Similarly, if you missed the deadline for filing a claim, your insurance can refuse to cover the claim since you didn’t fulfill their reporting requirements.
Fault Laws Disqualify Your Claim
If your state is a fault state—meaning drivers are assigned full or partial responsibility for an accident—your insurance company could deny a claim if you caused the accident.
Depending on the outcome of the accident, and what police reports and other documentation state, the insurance company may determine that the damage to your vehicle was your fault. In such cases, the company can deny the claim outright.
However, no-fault states have different rules. If you live in a no-fault state—there are 18 which require no-fault or personal injury protection (PIP) insurance—there’s a higher chance your insurance company will cover your expenses.
No-fault insurance or PIP coverage typically covers health insurance expenses, lost income, funeral expenses, and more—but there are caps to the amounts your insurer will pay. The company can deny claims over a certain amount, and they can also deny vehicle damage, theft, and property damage claims.
You’re Not on the Insurance Policy
If you are not a named policyholder, an insurer can deny your claim on that basis alone. Even if your parents, spouse, or another family member retain coverage, that doesn’t mean you can qualify by association.
Similarly, you typically cannot file a claim on another person’s vehicle under your insurance policy. While auto insurance follows the driver in most cases, you can’t apply comprehensive or collision coverage to any vehicle other than the one(s) specified on your policy terms.
Still, liability coverage tends to “follow” the driver, providing some amount of insurance no matter what vehicle you drive. However, many exceptions to this rule crop up—most often in the form of insurance claim denial letters.
You Were Under the Influence
Contract terms vary, but most insurers include a clause that stipulates they won’t pay if you were under the influence of drugs or alcohol when the accident occurred.
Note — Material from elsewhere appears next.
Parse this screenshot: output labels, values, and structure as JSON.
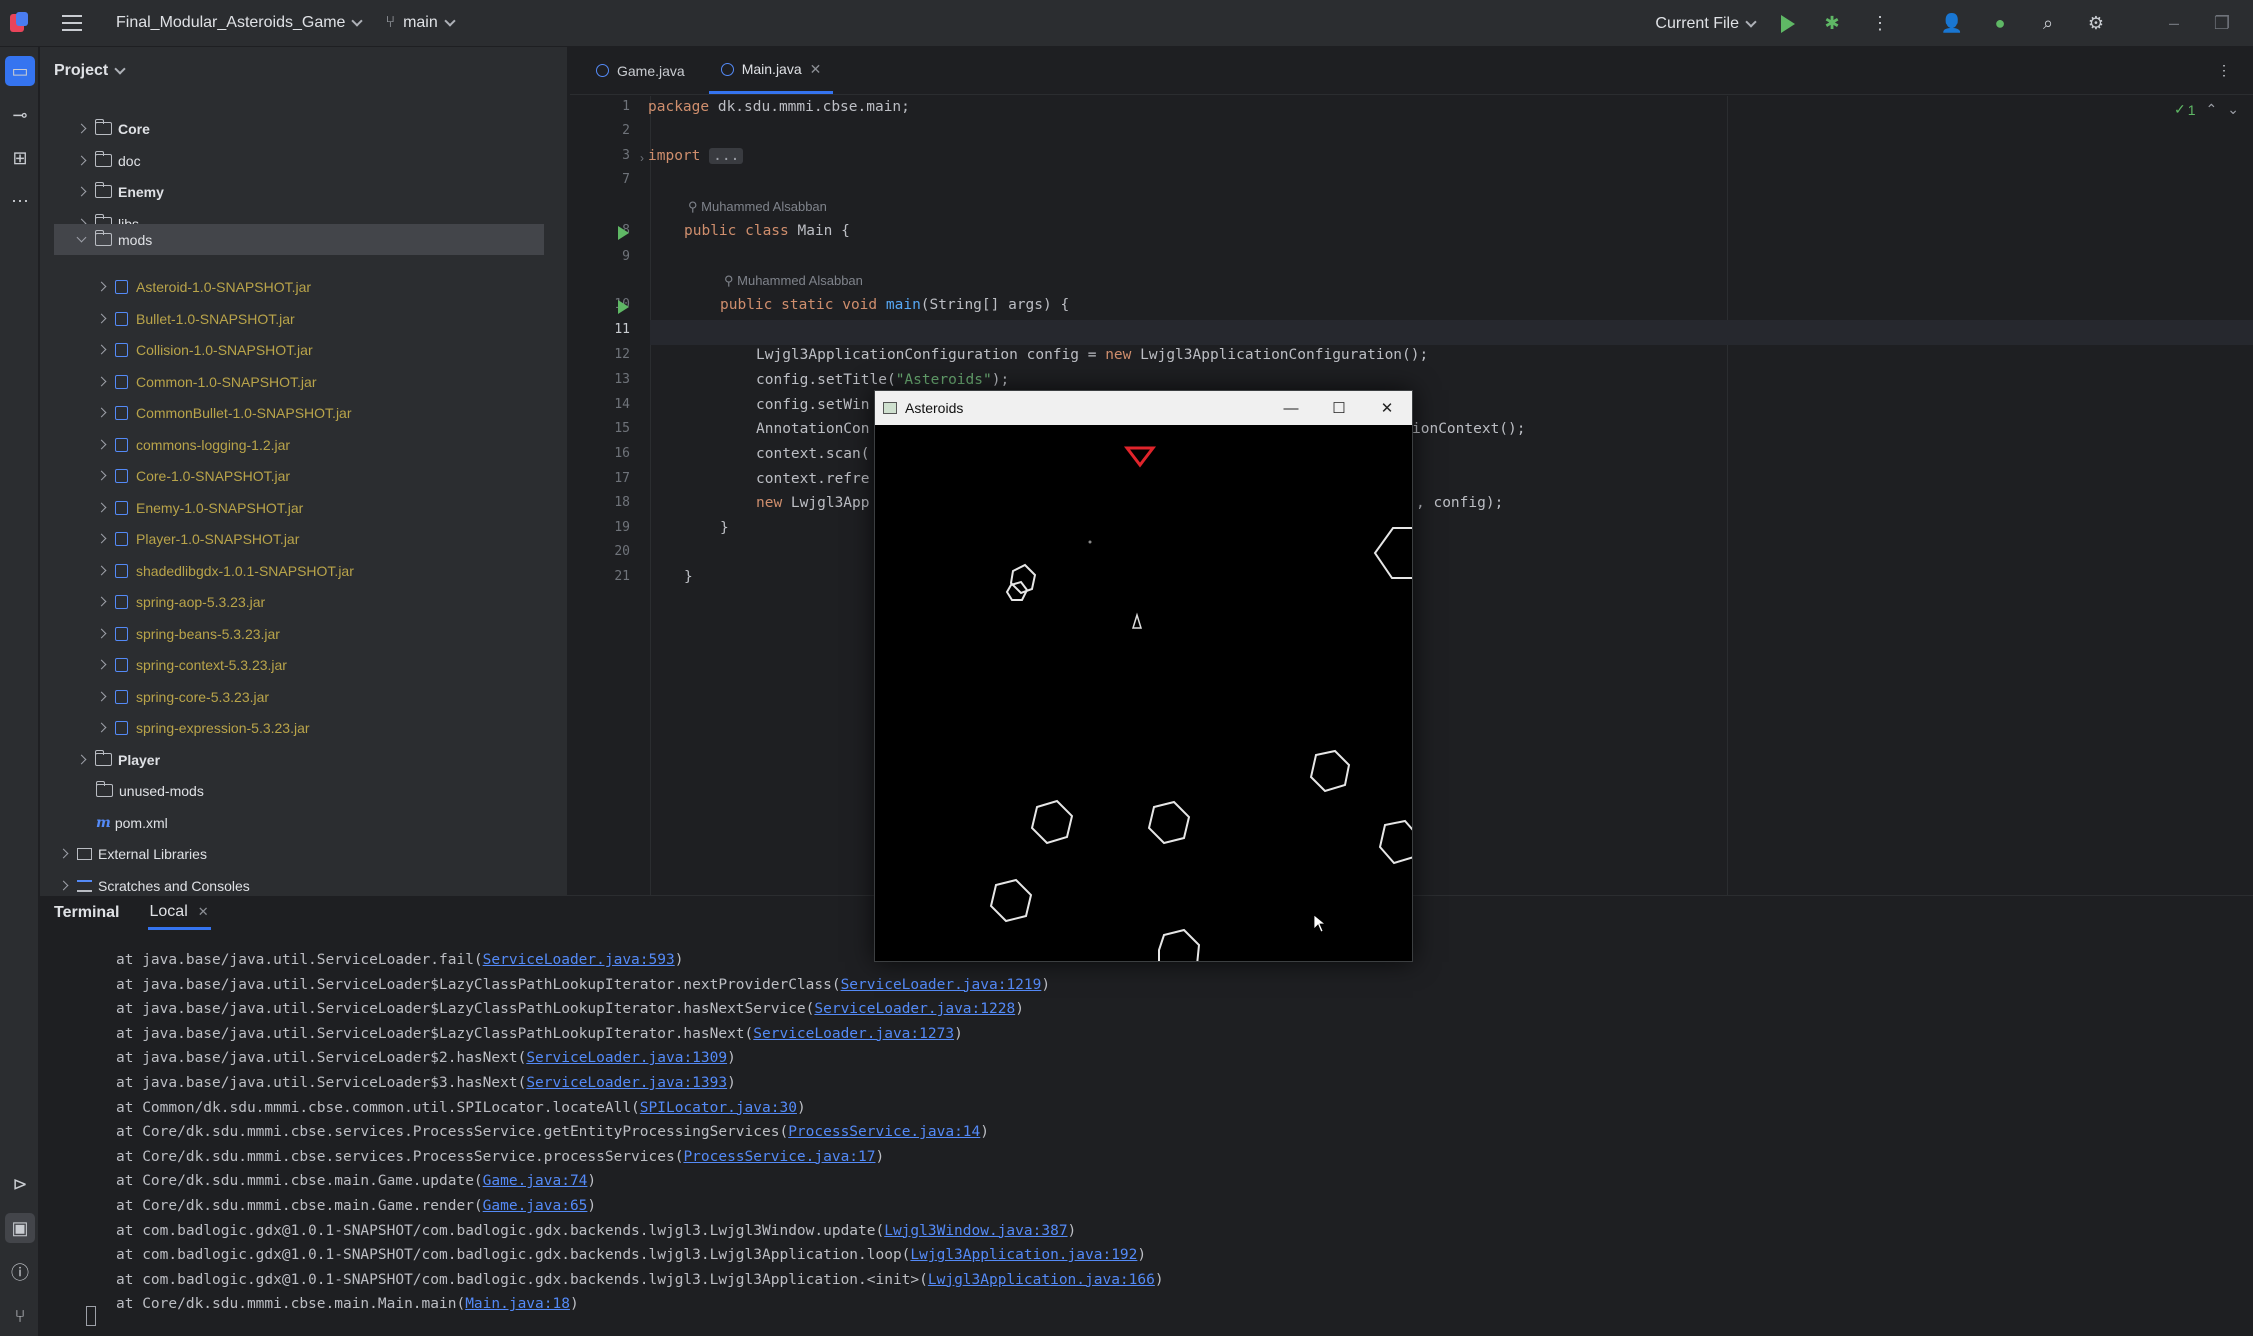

Technically, insurers don’t have to cover accidents caused by “intentional conduct.”
Therefore, many insurance companies take the position that drinking and driving is intentional to avoid paying out on claims.
You Filed the Wrong Claim
When you file a claim with your insurer, you must fill out the paperwork adequately and accurately. Part of filing is addressing the appropriate part of your policy. For example, if you file a claim under uninsured motorist coverage but the other person involved in the accident has insurance, your claim won’t be accepted.
Similarly, if you file a collision claim instead of a comprehensive one for damages due to hitting a tree, for example, the insurer can deny you.
You Didn’t Report the Incident to Police
Regardless of the severity or outcome of the incident, you should call the police to report an accident involving injuries. Filing a police report helps you nail down the specifics of the accident and documents who was involved.
Insurance adjusters can use police reports to determine who, if anyone, is at fault and whether your claim falls under their policy. Without a police report, you may not be able to confirm who the other driver was, let alone their insurance details or any additional identifying information.
How Can I Get a Record of Past Claims?
If you need more details on your insurance claims record, you can obtain a report that includes all claims and their statuses. The Fair Credit Reporting Act (FCRA) guarantees drivers one free report per year from the agencies that collect insurance claims information.
These reports are helpful if you have older claims you want to check on or if you’ve changed insurance companies and can no longer reach your former agent.
Two report options include:
Keep in mind that any claim you file—or even issues you inquire about on the phone with your agent—can affect your records and remain on your file indefinitely. Therefore, you should look over your records regularly and speak carefully when speaking to insurance agents regarding your policy coverage and claims issues.